Street vending is a source of income and livelihood for many. Despite the challenges they pose, transient buyers still patronize them for their convenience, best selling wares and foodstuffs and relatively low prices.
I walked the street near the Quaipo church to do some window shopping ; ) but mainly to document the activity using my Fujifilm X-T10 with an XF 35mm f/1.4 lens attached. Most of the images were shot with an aperture of 1.4 at around ISO 640 between 1/20th to about 1/100th of a second.
The Fujinon XF 35mm F/1.4 R is a fixed-focal length large aperture (prime) lens that produces smooth Bokeh (out of focus backgrounds), very sharp and saturated images. AF is a bit behind with newer Fujinon lenses in terms of manners but is nonetheless reliable. When using a bigger AF point (known as group AF on some DSLR's), focusing is fast and accurate despite the rather rough and somewhat noisy AF motor. The build quality (all metal) appears reassuring and looks great with the metal rangefinder squared edged hood reminicent of Leica lens hoods. It's a perfect match for classic styled cameras like the X-T10 and Fuji's rangefinder-styled bodies. All the rings (aperture and manual focus) are properly dampened to the touch and feel premium. Size is compact and weight balances well with the X-T10.
Here's my report:
(Best viewed on a Tablet or PC. When viewing on an iPhone, keep phone vertical/ upright while you tap on the photos)
In the past, Quiapo was the premiere shopping district back in 50's-60's. Today, even if the area is trumped by gleaming malls and fashionable shopping districts, Quaipo is still a sprawling shopping haven where you perhaps get the best bargains for everything from electronics to flip-flops.

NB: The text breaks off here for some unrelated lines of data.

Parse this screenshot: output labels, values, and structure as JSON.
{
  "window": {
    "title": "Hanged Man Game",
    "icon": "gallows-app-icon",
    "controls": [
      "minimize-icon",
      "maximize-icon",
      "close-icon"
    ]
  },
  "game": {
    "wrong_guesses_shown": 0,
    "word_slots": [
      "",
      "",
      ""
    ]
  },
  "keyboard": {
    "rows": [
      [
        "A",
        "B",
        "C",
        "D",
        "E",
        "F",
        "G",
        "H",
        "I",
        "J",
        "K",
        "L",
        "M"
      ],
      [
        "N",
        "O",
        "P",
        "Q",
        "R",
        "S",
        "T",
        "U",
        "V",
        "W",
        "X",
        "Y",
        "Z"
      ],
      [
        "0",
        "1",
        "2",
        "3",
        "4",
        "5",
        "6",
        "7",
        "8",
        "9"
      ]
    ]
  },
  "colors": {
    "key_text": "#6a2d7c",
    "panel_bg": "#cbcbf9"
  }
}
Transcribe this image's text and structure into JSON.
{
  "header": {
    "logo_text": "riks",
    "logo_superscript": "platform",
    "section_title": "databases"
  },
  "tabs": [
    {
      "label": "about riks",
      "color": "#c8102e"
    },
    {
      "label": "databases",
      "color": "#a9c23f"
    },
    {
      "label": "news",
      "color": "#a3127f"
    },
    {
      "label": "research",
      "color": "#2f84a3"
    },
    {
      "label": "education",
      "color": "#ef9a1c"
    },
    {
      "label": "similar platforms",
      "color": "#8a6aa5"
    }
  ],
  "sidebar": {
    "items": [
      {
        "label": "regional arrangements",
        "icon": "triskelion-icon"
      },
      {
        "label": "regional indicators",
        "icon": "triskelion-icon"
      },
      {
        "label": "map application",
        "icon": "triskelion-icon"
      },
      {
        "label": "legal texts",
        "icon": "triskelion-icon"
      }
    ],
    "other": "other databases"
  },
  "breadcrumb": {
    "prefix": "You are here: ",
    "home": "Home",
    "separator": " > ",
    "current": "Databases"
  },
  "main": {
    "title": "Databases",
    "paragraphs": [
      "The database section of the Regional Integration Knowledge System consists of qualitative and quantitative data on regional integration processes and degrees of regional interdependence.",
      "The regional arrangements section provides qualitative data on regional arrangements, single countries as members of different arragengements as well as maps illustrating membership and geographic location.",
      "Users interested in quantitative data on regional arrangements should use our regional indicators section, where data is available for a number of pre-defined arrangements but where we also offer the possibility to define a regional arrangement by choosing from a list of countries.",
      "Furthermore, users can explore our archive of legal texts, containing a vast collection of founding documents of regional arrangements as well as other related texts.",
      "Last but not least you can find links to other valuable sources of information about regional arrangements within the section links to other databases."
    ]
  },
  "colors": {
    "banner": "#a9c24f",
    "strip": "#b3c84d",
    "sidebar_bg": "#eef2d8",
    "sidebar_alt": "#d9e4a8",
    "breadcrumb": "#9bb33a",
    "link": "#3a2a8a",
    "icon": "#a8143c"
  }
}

If you can look beyond the street stalls and vendors that crowd the streets particularly during the Christmas holidays, there is actually order to the madness. Just like modern shopping districts and malls the actual stores (not makeshift stalls and vendors) are organized by product category. You have a street that caters to the restaurant and food industry: Orosco St. Hidalgo St. is where you find almost every photography and videography equipment and accessory you can imagine. For Eyeglasses and optical supply, head to Paterno St. Interestingly, top brands like Cartier are available too and are kept in special retail areas/ rooms of the shops. There are also streets for audio, dental supply, tarps, furniture, industrial equipment among many others I have yet to see. Be warned that even if the stores offer authentic wares they are usually gray market goods (no warranty or only store warranties are offered).
No shopping destination is complete without good food. If you're not in the mood to shop, this a place where you can kiss your diet goodbye. Some of the tastiest traditional Chinese cuisine are alive and well here. For instance, Donbei is a hole In the wall restaurant that serves steaming-hot mouth-watering dumplings.
The area in front of Quiapo church is also renowned for its fortune tellers. Fortune tellers are known to start by mentioning unspoken specifics about your past to establish their credibility (and they suprisingly do) before they even start with the good (and bad) stuff coming your way. Count me out.
I still visit the place maybe twice a year for hard to find photography stuff so expect the gallery to be updated over time.
Here are scenes around the area of Plaza Miranda in front of Quaipo Church last December.
The blog is about the Philippines... the less photographed side of it. My hope is that as I develop the series, the story I tell about trivial life in the country resonates with its readers.